(bold is the error being rejected)
Who teach that corrupt and natural man can make such good use of common grace (by which they mean the light of nature) or of the gifts remaining after the fall that he is able thereby gradually to obtain a greater grace-- evangelical or saving grace--as well as salvation itself; and that in this way God, for his part, shows himself ready to reveal Christ to all people, since he provides to all, to a sufficient extent and in an effective manner, the means necessary for the revealing of Christ, for faith, and for repentance.
For Scripture, not to mention the experience of all ages, testifies that this is false: He makes known his words to Jacob, his statutes and his laws to Israel; he has done this for no other nation, and they do not know his laws (Ps. 147:19-20); In the past God let all nations go their own way (Acts 14:16); They (Paul and his companions) were kept by the Holy Spirit from speaking God's word in Asia; and When they had come to Mysia, they tried to go to Bithynia, but the Spirit would not allow them to (Acts 16:6-7).
Notice that the Canon does not say "Those who say 'common grace' are anathema." Instead, it is a particular view of the sufficiency of common grace that is at stake. This is significant, because it means that it is not the phrase itself that is rejected.
Note that "common grace" is defined to mean "the light of nature." The same synod, however, positively expressed the view of the synod on "common grace" or "the light of nature" in this way:
Notice that the synod positively affirms that man has the light of nature, it just rejects the sufficiency of that light of nature for salvation.
Article 4: The Inadequacy of the Light of Nature
There is, to be sure, a certain light of nature remaining in man after the fall, by virtue of which he retains some notions about God, natural things, and the difference between what is moral and immoral, and demonstrates a certain eagerness for virtue and for good outward behavior. But this light of nature is far from enabling man to come to a saving knowledge of God and conversion to him--so far, in fact, that man does not use it rightly even in matters of nature and society. Instead, in various ways he completely distorts this light, whatever its precise character, and suppresses it in unrighteousness. In doing so he renders himself without excuse before God.
I would be remiss if I did not point out that the synod says of this common grace, that "man does not use it rightly even in matters of nature and society." That is a serious blow to those who today are departing radically from the teachings of the Reformers and asserting the sufficiency of the light of nature for matters of society.

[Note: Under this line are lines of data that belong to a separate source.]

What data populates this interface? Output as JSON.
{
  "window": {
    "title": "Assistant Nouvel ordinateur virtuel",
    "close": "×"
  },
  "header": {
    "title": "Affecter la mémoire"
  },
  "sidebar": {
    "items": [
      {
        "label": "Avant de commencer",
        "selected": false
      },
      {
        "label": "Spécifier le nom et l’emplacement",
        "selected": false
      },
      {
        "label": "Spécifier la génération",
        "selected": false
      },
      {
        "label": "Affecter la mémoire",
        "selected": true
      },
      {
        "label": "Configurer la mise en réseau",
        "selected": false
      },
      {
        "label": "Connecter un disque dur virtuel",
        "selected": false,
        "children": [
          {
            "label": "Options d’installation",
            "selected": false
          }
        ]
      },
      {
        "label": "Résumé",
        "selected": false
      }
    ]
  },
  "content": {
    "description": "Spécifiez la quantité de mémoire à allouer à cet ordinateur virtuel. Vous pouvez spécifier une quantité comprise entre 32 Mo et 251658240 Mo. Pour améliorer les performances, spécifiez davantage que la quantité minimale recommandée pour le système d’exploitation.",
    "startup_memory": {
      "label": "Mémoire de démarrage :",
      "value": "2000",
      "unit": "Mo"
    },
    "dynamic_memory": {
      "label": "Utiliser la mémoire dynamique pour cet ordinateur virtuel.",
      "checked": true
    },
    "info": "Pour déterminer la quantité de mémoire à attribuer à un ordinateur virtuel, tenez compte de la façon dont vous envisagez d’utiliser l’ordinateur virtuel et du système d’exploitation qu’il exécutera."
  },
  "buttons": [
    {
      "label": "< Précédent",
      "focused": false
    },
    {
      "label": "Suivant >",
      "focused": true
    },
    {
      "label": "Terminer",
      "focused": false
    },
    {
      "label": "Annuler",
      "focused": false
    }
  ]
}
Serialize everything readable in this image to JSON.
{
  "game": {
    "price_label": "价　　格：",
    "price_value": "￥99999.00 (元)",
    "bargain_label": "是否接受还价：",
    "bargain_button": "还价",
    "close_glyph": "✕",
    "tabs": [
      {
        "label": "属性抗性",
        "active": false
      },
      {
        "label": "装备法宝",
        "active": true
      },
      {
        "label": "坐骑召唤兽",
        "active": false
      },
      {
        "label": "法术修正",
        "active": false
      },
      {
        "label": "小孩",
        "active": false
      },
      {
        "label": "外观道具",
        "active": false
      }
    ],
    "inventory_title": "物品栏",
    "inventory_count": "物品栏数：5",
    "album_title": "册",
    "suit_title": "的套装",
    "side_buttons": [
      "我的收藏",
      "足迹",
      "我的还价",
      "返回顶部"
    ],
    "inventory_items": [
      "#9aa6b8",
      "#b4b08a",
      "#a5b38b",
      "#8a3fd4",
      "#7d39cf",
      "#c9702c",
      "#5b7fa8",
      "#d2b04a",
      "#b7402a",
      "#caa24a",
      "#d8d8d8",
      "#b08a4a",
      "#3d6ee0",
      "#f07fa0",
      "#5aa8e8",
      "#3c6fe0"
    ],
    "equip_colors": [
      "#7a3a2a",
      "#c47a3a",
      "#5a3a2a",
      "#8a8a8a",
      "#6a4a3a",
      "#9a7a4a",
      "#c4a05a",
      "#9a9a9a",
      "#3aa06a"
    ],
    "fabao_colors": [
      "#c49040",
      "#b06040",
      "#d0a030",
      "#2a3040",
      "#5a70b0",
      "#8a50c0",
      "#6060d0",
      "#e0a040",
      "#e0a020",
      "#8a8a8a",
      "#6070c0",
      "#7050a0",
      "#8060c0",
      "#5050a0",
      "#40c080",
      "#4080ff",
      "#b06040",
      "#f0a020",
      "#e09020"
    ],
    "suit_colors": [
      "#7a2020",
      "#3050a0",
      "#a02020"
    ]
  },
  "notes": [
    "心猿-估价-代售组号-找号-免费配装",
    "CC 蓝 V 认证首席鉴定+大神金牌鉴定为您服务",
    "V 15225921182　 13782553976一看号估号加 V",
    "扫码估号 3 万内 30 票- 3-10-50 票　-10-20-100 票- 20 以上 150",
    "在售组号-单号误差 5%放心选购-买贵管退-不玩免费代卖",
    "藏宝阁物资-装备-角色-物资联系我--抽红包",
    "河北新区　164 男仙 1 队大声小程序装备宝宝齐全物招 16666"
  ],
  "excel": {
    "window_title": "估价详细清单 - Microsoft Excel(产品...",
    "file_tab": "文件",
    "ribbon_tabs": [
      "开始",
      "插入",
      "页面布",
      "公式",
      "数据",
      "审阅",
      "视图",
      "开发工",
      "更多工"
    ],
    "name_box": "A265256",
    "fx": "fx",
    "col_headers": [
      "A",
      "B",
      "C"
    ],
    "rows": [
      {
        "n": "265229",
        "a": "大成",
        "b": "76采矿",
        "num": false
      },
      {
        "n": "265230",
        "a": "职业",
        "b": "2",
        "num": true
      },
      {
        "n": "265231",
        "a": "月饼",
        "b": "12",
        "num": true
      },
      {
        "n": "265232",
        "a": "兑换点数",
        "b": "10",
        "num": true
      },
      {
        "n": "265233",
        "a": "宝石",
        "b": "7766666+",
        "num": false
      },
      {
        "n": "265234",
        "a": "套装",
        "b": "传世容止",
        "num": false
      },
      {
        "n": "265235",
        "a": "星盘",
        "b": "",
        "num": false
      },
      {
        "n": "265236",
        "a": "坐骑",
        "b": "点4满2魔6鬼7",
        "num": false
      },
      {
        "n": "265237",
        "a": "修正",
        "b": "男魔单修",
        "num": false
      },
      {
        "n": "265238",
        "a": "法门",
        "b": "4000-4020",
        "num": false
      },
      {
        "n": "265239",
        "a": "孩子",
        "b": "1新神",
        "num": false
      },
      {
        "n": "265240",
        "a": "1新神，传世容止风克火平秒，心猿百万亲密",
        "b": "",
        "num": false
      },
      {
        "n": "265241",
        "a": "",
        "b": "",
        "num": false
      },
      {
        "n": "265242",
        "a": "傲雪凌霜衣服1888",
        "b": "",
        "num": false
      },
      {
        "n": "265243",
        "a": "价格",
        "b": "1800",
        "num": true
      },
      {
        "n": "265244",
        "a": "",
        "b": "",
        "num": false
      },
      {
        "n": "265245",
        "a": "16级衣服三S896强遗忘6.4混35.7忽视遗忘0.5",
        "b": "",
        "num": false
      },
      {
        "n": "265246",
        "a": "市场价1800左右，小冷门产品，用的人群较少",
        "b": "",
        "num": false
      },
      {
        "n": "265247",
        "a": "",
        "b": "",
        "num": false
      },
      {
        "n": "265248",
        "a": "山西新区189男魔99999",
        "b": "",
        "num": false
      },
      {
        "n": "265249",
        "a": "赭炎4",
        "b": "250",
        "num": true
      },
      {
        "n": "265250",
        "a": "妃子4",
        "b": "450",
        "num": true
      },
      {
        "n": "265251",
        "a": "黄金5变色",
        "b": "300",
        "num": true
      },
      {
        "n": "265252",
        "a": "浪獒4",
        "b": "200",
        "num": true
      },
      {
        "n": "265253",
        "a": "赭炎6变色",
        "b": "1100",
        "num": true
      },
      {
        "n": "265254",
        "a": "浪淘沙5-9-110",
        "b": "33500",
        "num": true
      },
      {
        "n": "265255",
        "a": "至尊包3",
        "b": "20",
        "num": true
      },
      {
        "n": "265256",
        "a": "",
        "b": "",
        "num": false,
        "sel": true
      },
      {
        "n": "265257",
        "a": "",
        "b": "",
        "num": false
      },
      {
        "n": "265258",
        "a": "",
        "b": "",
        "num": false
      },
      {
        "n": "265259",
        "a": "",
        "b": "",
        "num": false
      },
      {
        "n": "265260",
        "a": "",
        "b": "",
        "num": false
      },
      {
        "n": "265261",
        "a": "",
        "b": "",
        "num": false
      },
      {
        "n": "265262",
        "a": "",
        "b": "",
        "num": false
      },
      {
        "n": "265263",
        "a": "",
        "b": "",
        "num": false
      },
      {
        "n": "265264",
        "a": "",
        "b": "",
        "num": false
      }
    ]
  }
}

There is not a symmetry between Scripture and the light of nature, such that the light of nature is sufficient for nature and society whereas the Bible is sufficient for faith. Instead, the light of nature is utterly insufficient. So taught the Reformers, so teach the Scriptures, and so ought we to believe.